Purgatorio

In Purgatorio, Dante puts the source of the mythical rivers Lethe and Eunoe at the peak of the earthly mountain at the antipodes that is Purgatory. After purging yourself of your sins in ascending through Purgatory, you must wade through the two rivers before entering paradise.

The Lethe (Greek for “forgetfulness”) purges your memory of your sins. The Eunoe (“good mind”) enhances your memory of those good things you accomplished in life.

It’s a nice reminder of moving on in our own personal lives. You can’t really move on to bigger and better things until you put the old issues behind you. Heaven with constant reminders of the problems of the past is not really heaven.

There is also an interesting Buddhist flavor here, reminding you to live in the present. What’s done is done, you’ve accounted for it, now move on.

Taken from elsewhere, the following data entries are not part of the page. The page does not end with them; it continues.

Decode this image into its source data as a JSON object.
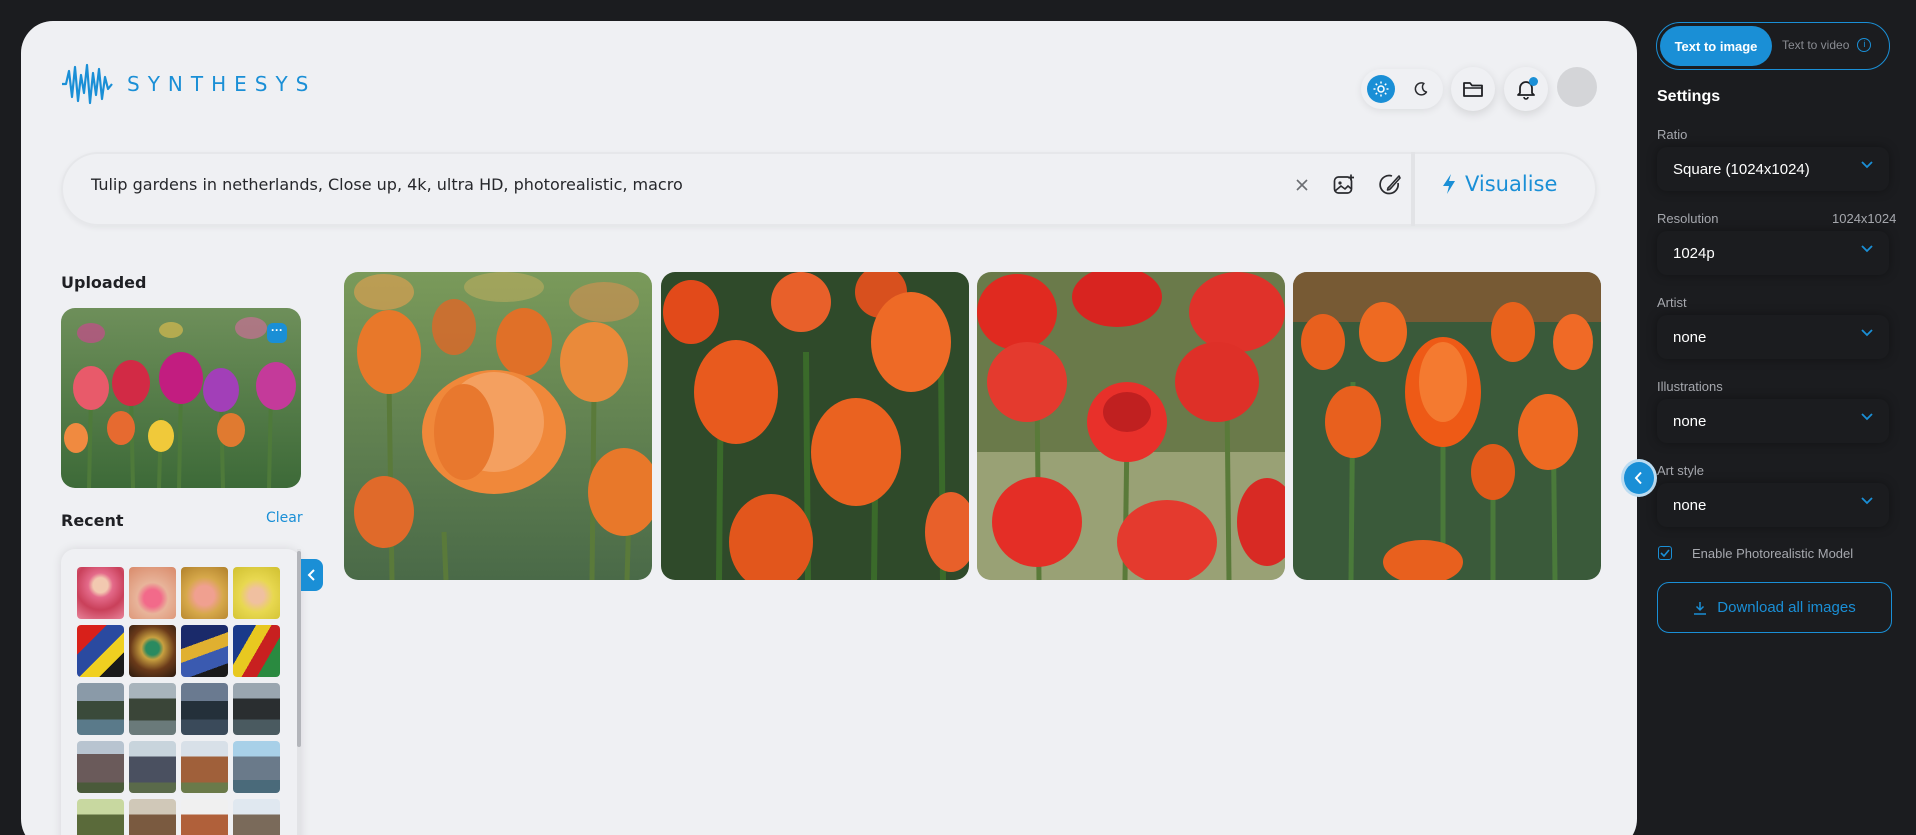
{
  "brand": {
    "name": "SYNTHESYS"
  },
  "colors": {
    "accent": "#1a8fd6",
    "canvas": "#eff0f3",
    "panel": "#1b1c1f"
  },
  "header": {
    "theme": {
      "light_icon": "sun-icon",
      "dark_icon": "moon-icon",
      "active": "light"
    },
    "folder_icon": "folder-icon",
    "bell_icon": "bell-icon"
  },
  "prompt": {
    "text": "Tulip gardens in netherlands, Close up, 4k, ultra HD, photorealistic, macro",
    "visualise_label": "Visualise"
  },
  "sidebar": {
    "uploaded_title": "Uploaded",
    "recent_title": "Recent",
    "clear_label": "Clear"
  },
  "settings": {
    "mode_active": "Text to image",
    "mode_inactive": "Text to video",
    "title": "Settings",
    "ratio": {
      "label": "Ratio",
      "value": "Square (1024x1024)"
    },
    "resolution": {
      "label": "Resolution",
      "value": "1024p",
      "extra": "1024x1024"
    },
    "artist": {
      "label": "Artist",
      "value": "none"
    },
    "illustrations": {
      "label": "Illustrations",
      "value": "none"
    },
    "art_style": {
      "label": "Art style",
      "value": "none"
    },
    "photoreal_label": "Enable Photorealistic Model",
    "photoreal_checked": true,
    "download_label": "Download all images"
  }
}
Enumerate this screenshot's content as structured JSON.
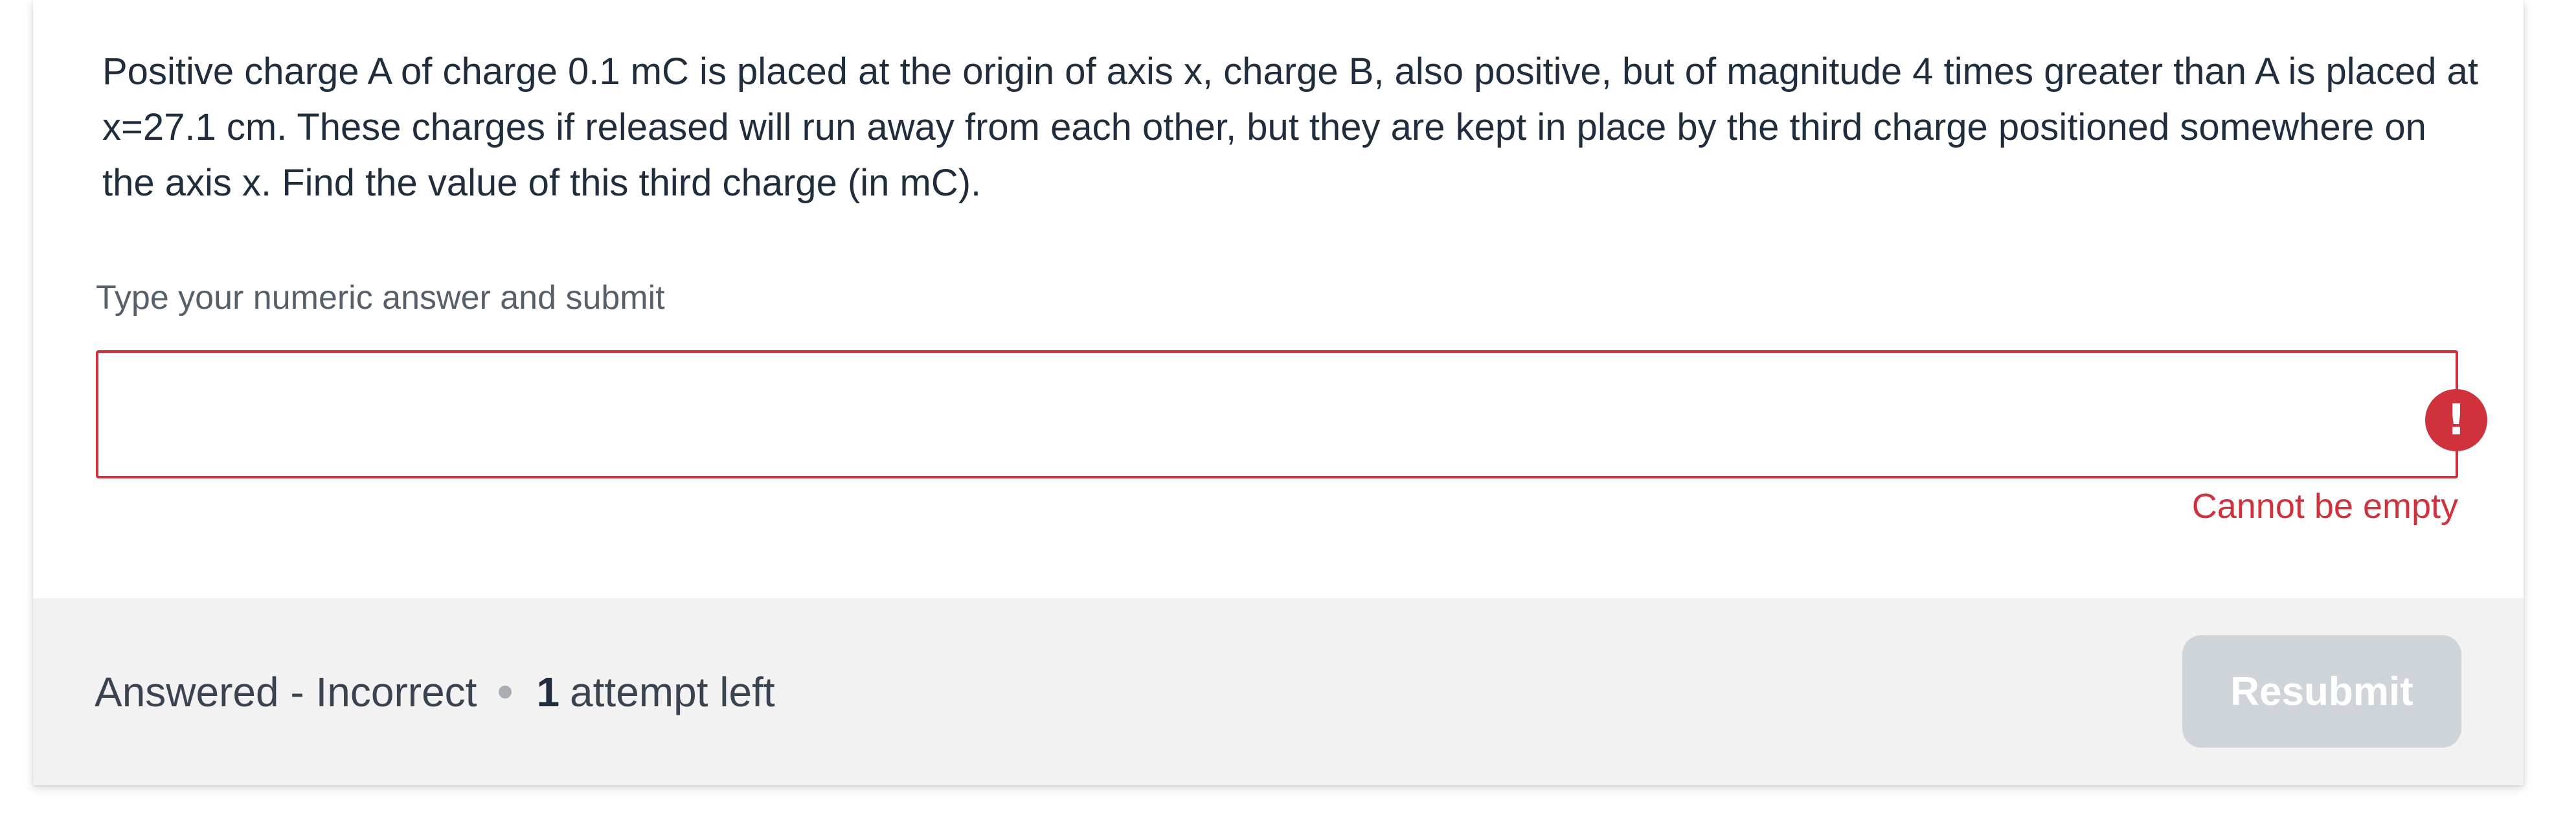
{
  "question": {
    "text": "Positive charge A of charge 0.1 mC is placed at the origin of axis x, charge B, also positive, but of magnitude 4 times greater than A is placed at x=27.1 cm. These charges if released will run away from each other, but they are kept in place by the third charge positioned somewhere on the axis x. Find the value of this third charge (in mC)."
  },
  "answer": {
    "prompt": "Type your numeric answer and submit",
    "value": "",
    "placeholder": "",
    "error_icon": "exclamation-icon",
    "error_glyph": "!",
    "error_message": "Cannot be empty",
    "error_color": "#d0323d"
  },
  "footer": {
    "status": "Answered - Incorrect",
    "attempts_count": "1",
    "attempts_suffix": "attempt left",
    "resubmit_label": "Resubmit"
  }
}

— Reader’s Note —

I encourage everyone to make the full journey from Inferno to Paradiso. Its best done, in my opinion, by choosing whether you want to read for poetry or read for late medieval Italian historical detail. Doing both at once can be overwhelming. Either way, if you do, definitely check out the Dartmouth Dante Project.

 

Radio and the spirit of the future

Just like TV did not kill radio, I don’t think the internet will ever kill radio. (But, TV is *the* thing this year.)

What the internet has allowed us to do is cut through the morass of similarity in most terrestrial radio and go directly the stations that are doing something interesting, different or wacky. Yes, the internet allows us to “curate” (apologies) our listening, while still relying on others to pick and discover for us. As I explained earlier, I love music but I don’t have the time or patience to pick out everything I listen to. Hence my love of internet radio, Pandora, etc.

So here are some stations I love:

WDVX – old-time country, bluegrass, blues, Americana out of little station outside of Knoxville, TN

WDCB – Chicago’s Home for Jazz

WBGO – Jazz out of Newark, NJ

KPIG – Broadcasting out of Freedom, CA. What more do you need? It’s pretty random.